The presence of the Adorno Fathers in South Carolina started, as did their presence in the United States, with a request from the Filippine Sisters. The sisters had accepted the invitation of Most Reverend Ernest L. Unterkoefler, Bishop of the Diocese of Charleston, to become administrators and teachers at Divine Redeemer Catholic School in Hanahan, SC. After the ordination of Father Michael Marotta, CRM, and Father Leo Prince, the idea of a possible expansion to the South was entertained. The sisters introduced them to Father Joseph J. Murphy, pastor of Divine Redeemer. Father Murphy introduced them to the Bishop.
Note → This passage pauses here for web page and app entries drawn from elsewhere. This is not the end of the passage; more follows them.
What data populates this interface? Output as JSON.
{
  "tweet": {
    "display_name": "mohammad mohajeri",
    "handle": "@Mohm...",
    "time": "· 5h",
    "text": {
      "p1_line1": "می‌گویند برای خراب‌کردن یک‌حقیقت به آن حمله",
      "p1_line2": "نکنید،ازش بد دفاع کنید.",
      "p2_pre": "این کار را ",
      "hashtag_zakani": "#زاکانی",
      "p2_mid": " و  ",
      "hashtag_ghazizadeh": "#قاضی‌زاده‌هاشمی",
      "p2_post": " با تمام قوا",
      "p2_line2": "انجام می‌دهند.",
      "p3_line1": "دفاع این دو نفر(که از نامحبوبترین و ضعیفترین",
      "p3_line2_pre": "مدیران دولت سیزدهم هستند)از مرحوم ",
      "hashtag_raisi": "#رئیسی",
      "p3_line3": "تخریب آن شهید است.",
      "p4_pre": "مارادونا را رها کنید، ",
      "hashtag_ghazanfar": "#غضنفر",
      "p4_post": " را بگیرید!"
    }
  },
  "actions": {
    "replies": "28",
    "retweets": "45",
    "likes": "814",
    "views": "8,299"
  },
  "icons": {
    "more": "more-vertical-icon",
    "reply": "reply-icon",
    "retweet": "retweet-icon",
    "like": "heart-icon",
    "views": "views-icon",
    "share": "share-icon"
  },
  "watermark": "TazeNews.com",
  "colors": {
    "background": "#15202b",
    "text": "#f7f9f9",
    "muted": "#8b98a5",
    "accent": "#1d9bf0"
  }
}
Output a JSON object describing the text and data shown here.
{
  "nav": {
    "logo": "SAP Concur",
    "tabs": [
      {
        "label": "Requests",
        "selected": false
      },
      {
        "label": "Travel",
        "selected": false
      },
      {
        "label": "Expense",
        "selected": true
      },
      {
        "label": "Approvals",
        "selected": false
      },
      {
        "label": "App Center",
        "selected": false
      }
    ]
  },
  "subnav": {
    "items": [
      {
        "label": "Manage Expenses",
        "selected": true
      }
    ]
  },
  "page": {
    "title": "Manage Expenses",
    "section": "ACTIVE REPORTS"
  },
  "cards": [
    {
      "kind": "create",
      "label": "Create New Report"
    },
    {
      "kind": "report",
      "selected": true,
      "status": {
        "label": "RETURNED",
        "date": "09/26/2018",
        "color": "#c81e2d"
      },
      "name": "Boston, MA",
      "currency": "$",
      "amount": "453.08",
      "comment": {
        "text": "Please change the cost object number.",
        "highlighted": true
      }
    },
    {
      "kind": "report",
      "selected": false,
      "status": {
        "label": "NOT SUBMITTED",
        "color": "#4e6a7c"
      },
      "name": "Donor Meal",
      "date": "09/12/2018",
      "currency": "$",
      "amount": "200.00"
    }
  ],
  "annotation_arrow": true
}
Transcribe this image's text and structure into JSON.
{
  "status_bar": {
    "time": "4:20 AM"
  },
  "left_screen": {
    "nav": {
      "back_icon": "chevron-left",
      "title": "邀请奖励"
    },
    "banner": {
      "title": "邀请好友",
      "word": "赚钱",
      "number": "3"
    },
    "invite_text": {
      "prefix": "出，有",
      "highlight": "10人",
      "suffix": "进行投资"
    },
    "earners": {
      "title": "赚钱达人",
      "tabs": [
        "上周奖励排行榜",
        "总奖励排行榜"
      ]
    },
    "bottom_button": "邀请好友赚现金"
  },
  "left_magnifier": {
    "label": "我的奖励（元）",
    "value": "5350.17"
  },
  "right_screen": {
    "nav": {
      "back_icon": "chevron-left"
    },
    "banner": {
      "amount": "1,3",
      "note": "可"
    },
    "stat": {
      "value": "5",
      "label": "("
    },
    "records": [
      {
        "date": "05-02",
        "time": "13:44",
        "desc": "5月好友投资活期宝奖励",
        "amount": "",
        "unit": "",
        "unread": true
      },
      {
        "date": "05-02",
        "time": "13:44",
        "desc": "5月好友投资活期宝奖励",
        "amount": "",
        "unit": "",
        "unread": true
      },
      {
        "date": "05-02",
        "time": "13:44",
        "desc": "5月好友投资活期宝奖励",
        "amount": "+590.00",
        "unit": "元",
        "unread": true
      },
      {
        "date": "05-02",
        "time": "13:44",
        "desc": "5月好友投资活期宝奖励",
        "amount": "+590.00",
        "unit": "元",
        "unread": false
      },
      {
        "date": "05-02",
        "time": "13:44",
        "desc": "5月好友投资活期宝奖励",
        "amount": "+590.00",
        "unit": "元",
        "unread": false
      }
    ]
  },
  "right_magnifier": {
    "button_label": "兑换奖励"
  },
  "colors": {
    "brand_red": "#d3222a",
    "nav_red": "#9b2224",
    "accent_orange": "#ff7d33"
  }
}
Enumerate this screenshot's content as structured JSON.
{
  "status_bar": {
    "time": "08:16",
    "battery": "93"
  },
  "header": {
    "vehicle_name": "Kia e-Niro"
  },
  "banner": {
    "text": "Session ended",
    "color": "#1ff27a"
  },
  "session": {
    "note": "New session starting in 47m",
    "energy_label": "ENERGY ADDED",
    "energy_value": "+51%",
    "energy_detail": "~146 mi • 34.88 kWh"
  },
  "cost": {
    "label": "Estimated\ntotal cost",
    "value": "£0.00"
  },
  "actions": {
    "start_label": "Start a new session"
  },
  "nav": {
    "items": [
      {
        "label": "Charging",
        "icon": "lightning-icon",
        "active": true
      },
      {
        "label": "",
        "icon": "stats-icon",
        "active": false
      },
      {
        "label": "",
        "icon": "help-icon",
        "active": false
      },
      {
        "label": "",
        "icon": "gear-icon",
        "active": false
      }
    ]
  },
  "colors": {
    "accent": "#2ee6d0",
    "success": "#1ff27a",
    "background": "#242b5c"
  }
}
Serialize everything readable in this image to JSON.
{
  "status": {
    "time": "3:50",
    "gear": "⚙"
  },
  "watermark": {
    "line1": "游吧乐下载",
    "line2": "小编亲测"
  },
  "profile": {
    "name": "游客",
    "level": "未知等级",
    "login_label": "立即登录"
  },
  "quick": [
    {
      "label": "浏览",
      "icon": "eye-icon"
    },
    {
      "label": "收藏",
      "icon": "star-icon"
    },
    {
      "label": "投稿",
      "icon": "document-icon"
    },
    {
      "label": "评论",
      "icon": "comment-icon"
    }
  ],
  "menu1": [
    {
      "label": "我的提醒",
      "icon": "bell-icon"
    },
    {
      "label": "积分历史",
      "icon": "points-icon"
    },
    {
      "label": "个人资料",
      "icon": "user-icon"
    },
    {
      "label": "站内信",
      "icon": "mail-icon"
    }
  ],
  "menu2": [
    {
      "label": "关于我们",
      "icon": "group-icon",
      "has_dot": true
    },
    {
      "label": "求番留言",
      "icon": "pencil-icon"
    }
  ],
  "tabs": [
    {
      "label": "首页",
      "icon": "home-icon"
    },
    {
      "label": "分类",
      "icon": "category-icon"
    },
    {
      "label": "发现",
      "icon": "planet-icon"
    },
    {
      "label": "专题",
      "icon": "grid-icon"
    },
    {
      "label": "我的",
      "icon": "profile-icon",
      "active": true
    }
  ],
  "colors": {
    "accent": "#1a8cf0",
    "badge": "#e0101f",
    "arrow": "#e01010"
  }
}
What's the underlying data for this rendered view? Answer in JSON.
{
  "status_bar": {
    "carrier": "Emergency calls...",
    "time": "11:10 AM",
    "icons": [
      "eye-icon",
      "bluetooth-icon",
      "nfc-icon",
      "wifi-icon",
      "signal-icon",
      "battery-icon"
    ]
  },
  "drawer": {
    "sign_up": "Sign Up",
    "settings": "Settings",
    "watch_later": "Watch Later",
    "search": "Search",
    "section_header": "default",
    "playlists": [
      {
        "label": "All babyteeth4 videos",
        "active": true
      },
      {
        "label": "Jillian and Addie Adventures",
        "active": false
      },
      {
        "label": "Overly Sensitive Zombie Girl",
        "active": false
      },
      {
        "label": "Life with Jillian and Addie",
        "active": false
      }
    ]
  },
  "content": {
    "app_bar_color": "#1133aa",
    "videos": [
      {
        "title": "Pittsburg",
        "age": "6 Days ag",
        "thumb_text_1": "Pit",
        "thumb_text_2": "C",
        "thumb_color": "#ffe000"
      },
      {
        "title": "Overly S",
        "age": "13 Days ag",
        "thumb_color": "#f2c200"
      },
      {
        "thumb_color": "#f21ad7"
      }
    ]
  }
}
Father Hector DiNardo, CRM, received a letter from Father Murphy, dated May 21, 1987, inviting the Order to come and spend some time in the area. In the letter he cited the urgent need for priests in the Diocese of Charleston and the possibility of a visit with the Bishop. Father Hector received a letter dated September 4, 1987, from the Bishop expressing his interest to speak to the Order about possible expansion in to South Carolina. A meeting was held in Lodi, New Jersey on April 28, 1989. Representatives of the communities of Ramsey, New Jersey and Lodi were present along with the General Procurator of the Order, Father Nicholas Capetola, CRM. The American community accepted the challenge to expand into South Carolina. South Carolina was and, in a sense, still is a mission area. Even though Charleston is one of the oldest Catholic Dioceses in the United States, the Catholics are a small minority (3 to 4%) of the general population. Father Nicholas arrived in Goose Creek, South Carolina on May 20, 1989. He took possession of Immaculate Conception parish on June 6, 1989 and was appointed pastor, effective June 9, 1989. The parish was composed of 396 families who worshiped in a multi-purpose building. It was used on Sundays for Masses and religious education classes. During the rest of the week it was used for all other parish social activities. There was a rectory with two apartments, a secretary's office and a small office for the pastor. Today, the parish family worships in a church which seats 750 and is the pride of the area. The parish family has grown from 396 fami- lies to about 2,000, approximately 6,000 souls. Our church, as a visiting priest aptly put it, is one in which everything is in its place and is decorated with simplicity and decorum. The church is a place of celebration and contemplation. The Adorno Fathers have brought, and are continuing to instill their love for the Eucharist and their sense of joy in the celebration of the Liturgy to the people of the parish. This is a community of people coming from different areas of the country and the world, with different ethnic backgrounds, who are able to worship, pray and play together. In October 1994, while in South Carolina, the Adorno Fathers came in contact with Father Edgardo O. Enverga. He was here from the Philippines for a family baptism. He expressed an interest in the Order. After his coming in to the Order, a door was opened in Southeast Asia. Father Ed took his Profession of Solemn Vows at Immaculate Conception Church on June 18, 2000. Our current pastor, Father Jason and Parochial Vicar, Father Gerry were the first two priests ordained in this parish on December 7, 2002. Father Liam was ordained here on June 23, 2007 and Father Melvin, Father Noni, and Father Jun were ordained as transitional deacons. This section of South Carolina is exploding with newcomers from all over the United States. Demographic projections of the area indicate that this area will double itself in the next ten to fifteen years. These people are coming from areas where the percentage of Catholics is much higher. May the Adorno Fathers, who are happily employed in spiritual and apostolic work for the glory of God, for the consolation of the church and the honor of their Father, Saint Francis Caracciolo, be blessed and successful. May they live, flourish and increase "for the greater glory of the Risen Christ."